Problem requirements: Which lines in the records below contain the word "this"? Copy each of them.

========================

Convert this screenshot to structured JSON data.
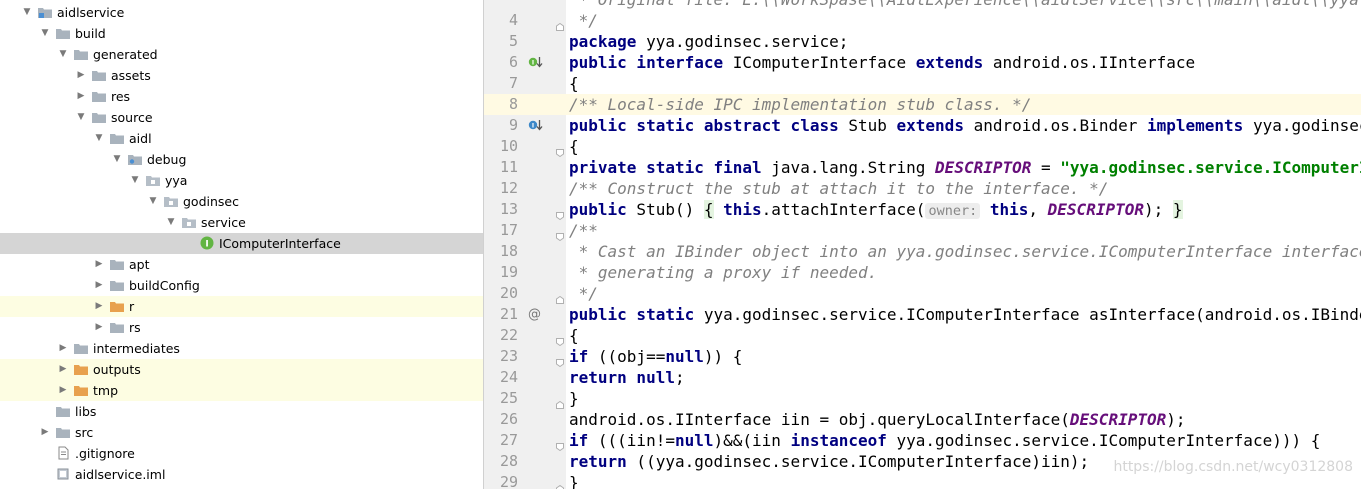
{
  "tree": [
    {
      "label": "aidlservice",
      "depth": 0,
      "arrow": "down",
      "icon": "module",
      "state": ""
    },
    {
      "label": "build",
      "depth": 1,
      "arrow": "down",
      "icon": "folder",
      "state": ""
    },
    {
      "label": "generated",
      "depth": 2,
      "arrow": "down",
      "icon": "folder",
      "state": ""
    },
    {
      "label": "assets",
      "depth": 3,
      "arrow": "right",
      "icon": "folder",
      "state": ""
    },
    {
      "label": "res",
      "depth": 3,
      "arrow": "right",
      "icon": "folder",
      "state": ""
    },
    {
      "label": "source",
      "depth": 3,
      "arrow": "down",
      "icon": "folder",
      "state": ""
    },
    {
      "label": "aidl",
      "depth": 4,
      "arrow": "down",
      "icon": "folder",
      "state": ""
    },
    {
      "label": "debug",
      "depth": 5,
      "arrow": "down",
      "icon": "source-folder",
      "state": ""
    },
    {
      "label": "yya",
      "depth": 6,
      "arrow": "down",
      "icon": "package",
      "state": ""
    },
    {
      "label": "godinsec",
      "depth": 7,
      "arrow": "down",
      "icon": "package",
      "state": ""
    },
    {
      "label": "service",
      "depth": 8,
      "arrow": "down",
      "icon": "package",
      "state": ""
    },
    {
      "label": "IComputerInterface",
      "depth": 9,
      "arrow": "none",
      "icon": "interface",
      "state": "selected"
    },
    {
      "label": "apt",
      "depth": 4,
      "arrow": "right",
      "icon": "folder",
      "state": ""
    },
    {
      "label": "buildConfig",
      "depth": 4,
      "arrow": "right",
      "icon": "folder",
      "state": ""
    },
    {
      "label": "r",
      "depth": 4,
      "arrow": "right",
      "icon": "folder-orange",
      "state": "excluded"
    },
    {
      "label": "rs",
      "depth": 4,
      "arrow": "right",
      "icon": "folder",
      "state": ""
    },
    {
      "label": "intermediates",
      "depth": 2,
      "arrow": "right",
      "icon": "folder",
      "state": ""
    },
    {
      "label": "outputs",
      "depth": 2,
      "arrow": "right",
      "icon": "folder-orange",
      "state": "excluded"
    },
    {
      "label": "tmp",
      "depth": 2,
      "arrow": "right",
      "icon": "folder-orange",
      "state": "excluded"
    },
    {
      "label": "libs",
      "depth": 1,
      "arrow": "none",
      "icon": "folder",
      "state": ""
    },
    {
      "label": "src",
      "depth": 1,
      "arrow": "right",
      "icon": "folder",
      "state": ""
    },
    {
      "label": ".gitignore",
      "depth": 1,
      "arrow": "none",
      "icon": "text-file",
      "state": ""
    },
    {
      "label": "aidlservice.iml",
      "depth": 1,
      "arrow": "none",
      "icon": "iml-file",
      "state": ""
    }
  ],
  "editor": {
    "lines": [
      {
        "num": "",
        "gutter": "",
        "fold": "",
        "hl": false,
        "tokens": [
          {
            "t": " * Original file: E:\\\\WorkSpase\\\\AidlExperience\\\\aidlService\\\\src\\\\main\\\\aidl\\\\yya",
            "c": "cm"
          }
        ]
      },
      {
        "num": "4",
        "gutter": "",
        "fold": "end",
        "hl": false,
        "tokens": [
          {
            "t": " */",
            "c": "cm"
          }
        ]
      },
      {
        "num": "5",
        "gutter": "",
        "fold": "",
        "hl": false,
        "tokens": [
          {
            "t": "package",
            "c": "kw"
          },
          {
            "t": " yya.godinsec.service;",
            "c": ""
          }
        ]
      },
      {
        "num": "6",
        "gutter": "impl",
        "fold": "",
        "hl": false,
        "tokens": [
          {
            "t": "public interface",
            "c": "kw"
          },
          {
            "t": " IComputerInterface ",
            "c": ""
          },
          {
            "t": "extends",
            "c": "kw"
          },
          {
            "t": " android.os.IInterface",
            "c": ""
          }
        ]
      },
      {
        "num": "7",
        "gutter": "",
        "fold": "",
        "hl": false,
        "tokens": [
          {
            "t": "{",
            "c": ""
          }
        ]
      },
      {
        "num": "8",
        "gutter": "",
        "fold": "",
        "hl": true,
        "tokens": [
          {
            "t": "/** Local-side IPC implementation stub class. */",
            "c": "cm"
          }
        ]
      },
      {
        "num": "9",
        "gutter": "impl-override",
        "fold": "",
        "hl": false,
        "tokens": [
          {
            "t": "public static abstract class",
            "c": "kw"
          },
          {
            "t": " Stub ",
            "c": ""
          },
          {
            "t": "extends",
            "c": "kw"
          },
          {
            "t": " android.os.Binder ",
            "c": ""
          },
          {
            "t": "implements",
            "c": "kw"
          },
          {
            "t": " yya.godinsec.service.IComputerInterface",
            "c": ""
          }
        ]
      },
      {
        "num": "10",
        "gutter": "",
        "fold": "start",
        "hl": false,
        "tokens": [
          {
            "t": "{",
            "c": ""
          }
        ]
      },
      {
        "num": "11",
        "gutter": "",
        "fold": "",
        "hl": false,
        "tokens": [
          {
            "t": "private static final",
            "c": "kw"
          },
          {
            "t": " java.lang.String ",
            "c": ""
          },
          {
            "t": "DESCRIPTOR",
            "c": "cst"
          },
          {
            "t": " = ",
            "c": ""
          },
          {
            "t": "\"yya.godinsec.service.IComputerInterface\"",
            "c": "st"
          },
          {
            "t": ";",
            "c": ""
          }
        ]
      },
      {
        "num": "12",
        "gutter": "",
        "fold": "",
        "hl": false,
        "tokens": [
          {
            "t": "/** Construct the stub at attach it to the interface. */",
            "c": "cm"
          }
        ]
      },
      {
        "num": "13",
        "gutter": "",
        "fold": "start",
        "hl": false,
        "tokens": [
          {
            "t": "public",
            "c": "kw"
          },
          {
            "t": " Stub() ",
            "c": ""
          },
          {
            "t": "{",
            "c": "br"
          },
          {
            "t": " ",
            "c": ""
          },
          {
            "t": "this",
            "c": "kw"
          },
          {
            "t": ".attachInterface(",
            "c": ""
          },
          {
            "t": "owner:",
            "c": "hint"
          },
          {
            "t": " ",
            "c": ""
          },
          {
            "t": "this",
            "c": "kw"
          },
          {
            "t": ", ",
            "c": ""
          },
          {
            "t": "DESCRIPTOR",
            "c": "cst"
          },
          {
            "t": "); ",
            "c": ""
          },
          {
            "t": "}",
            "c": "br"
          }
        ]
      },
      {
        "num": "17",
        "gutter": "",
        "fold": "start",
        "hl": false,
        "tokens": [
          {
            "t": "/**",
            "c": "cm"
          }
        ]
      },
      {
        "num": "18",
        "gutter": "",
        "fold": "",
        "hl": false,
        "tokens": [
          {
            "t": " * Cast an IBinder object into an yya.godinsec.service.IComputerInterface interface,",
            "c": "cm"
          }
        ]
      },
      {
        "num": "19",
        "gutter": "",
        "fold": "",
        "hl": false,
        "tokens": [
          {
            "t": " * generating a proxy if needed.",
            "c": "cm"
          }
        ]
      },
      {
        "num": "20",
        "gutter": "",
        "fold": "end",
        "hl": false,
        "tokens": [
          {
            "t": " */",
            "c": "cm"
          }
        ]
      },
      {
        "num": "21",
        "gutter": "at",
        "fold": "",
        "hl": false,
        "tokens": [
          {
            "t": "public static",
            "c": "kw"
          },
          {
            "t": " yya.godinsec.service.IComputerInterface asInterface(android.os.IBinder obj)",
            "c": ""
          }
        ]
      },
      {
        "num": "22",
        "gutter": "",
        "fold": "start",
        "hl": false,
        "tokens": [
          {
            "t": "{",
            "c": ""
          }
        ]
      },
      {
        "num": "23",
        "gutter": "",
        "fold": "start",
        "hl": false,
        "tokens": [
          {
            "t": "if",
            "c": "kw"
          },
          {
            "t": " ((obj==",
            "c": ""
          },
          {
            "t": "null",
            "c": "kw"
          },
          {
            "t": ")) {",
            "c": ""
          }
        ]
      },
      {
        "num": "24",
        "gutter": "",
        "fold": "",
        "hl": false,
        "tokens": [
          {
            "t": "return null",
            "c": "kw"
          },
          {
            "t": ";",
            "c": ""
          }
        ]
      },
      {
        "num": "25",
        "gutter": "",
        "fold": "end",
        "hl": false,
        "tokens": [
          {
            "t": "}",
            "c": ""
          }
        ]
      },
      {
        "num": "26",
        "gutter": "",
        "fold": "",
        "hl": false,
        "tokens": [
          {
            "t": "android.os.IInterface iin = obj.queryLocalInterface(",
            "c": ""
          },
          {
            "t": "DESCRIPTOR",
            "c": "cst"
          },
          {
            "t": ");",
            "c": ""
          }
        ]
      },
      {
        "num": "27",
        "gutter": "",
        "fold": "start",
        "hl": false,
        "tokens": [
          {
            "t": "if",
            "c": "kw"
          },
          {
            "t": " (((iin!=",
            "c": ""
          },
          {
            "t": "null",
            "c": "kw"
          },
          {
            "t": ")&&(iin ",
            "c": ""
          },
          {
            "t": "instanceof",
            "c": "kw"
          },
          {
            "t": " yya.godinsec.service.IComputerInterface))) {",
            "c": ""
          }
        ]
      },
      {
        "num": "28",
        "gutter": "",
        "fold": "",
        "hl": false,
        "tokens": [
          {
            "t": "return",
            "c": "kw"
          },
          {
            "t": " ((yya.godinsec.service.IComputerInterface)iin);",
            "c": ""
          }
        ]
      },
      {
        "num": "29",
        "gutter": "",
        "fold": "end",
        "hl": false,
        "tokens": [
          {
            "t": "}",
            "c": ""
          }
        ]
      }
    ]
  },
  "watermark": "https://blog.csdn.net/wcy0312808",
  "colors": {
    "folder": "#a9b3bd",
    "folder_orange": "#e8a14e",
    "package": "#b5bec7",
    "interface": "#62b543",
    "selected": "#d5d5d5",
    "excluded": "#fdfde2"
  }
}
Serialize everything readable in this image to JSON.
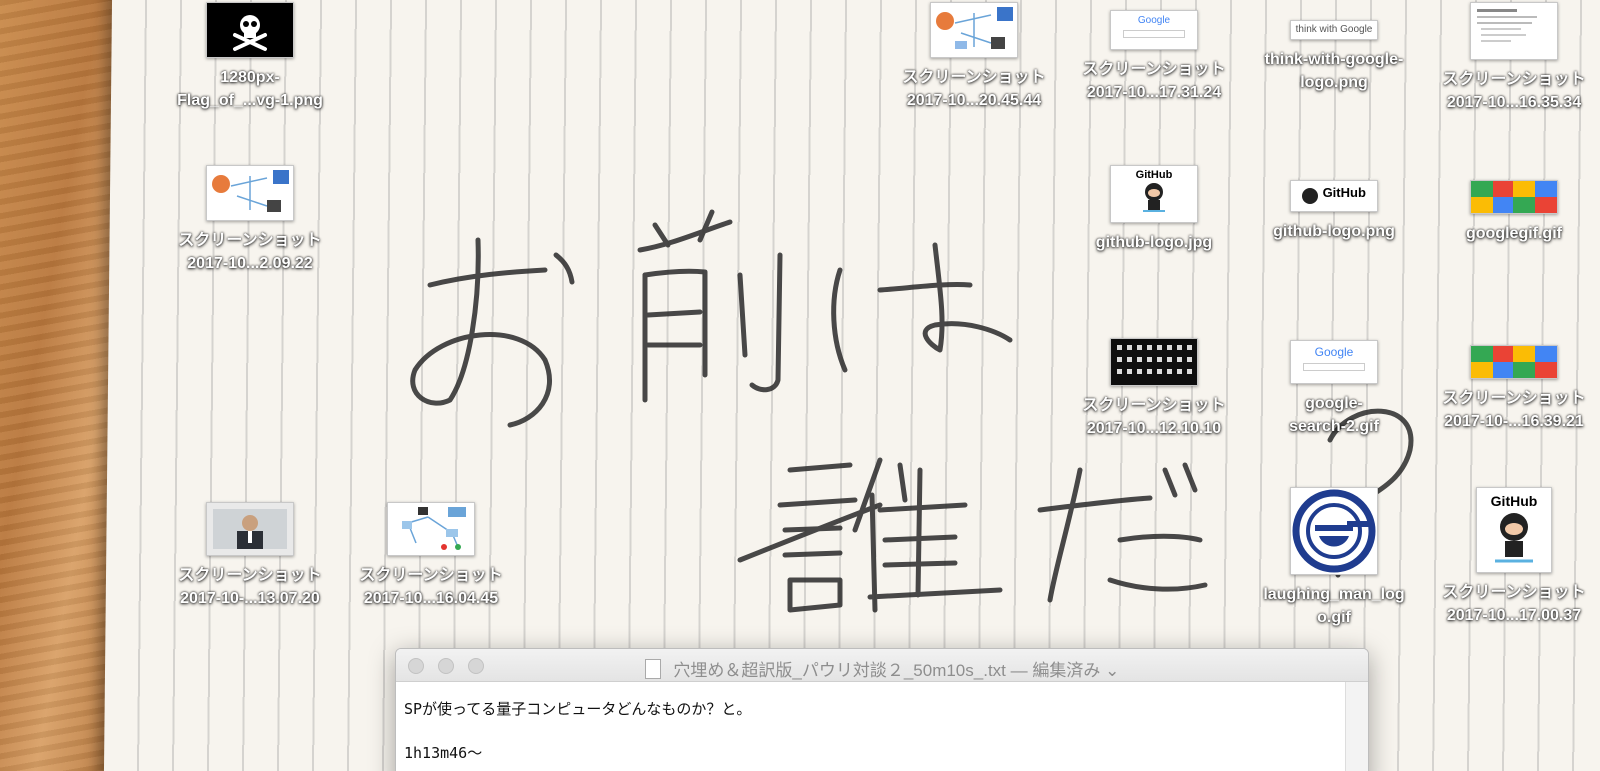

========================

Result below:
Convert this screenshot to structured JSON data.
            "t": "this",
            "t": "this",
Serialize everything readable in this image to JSON.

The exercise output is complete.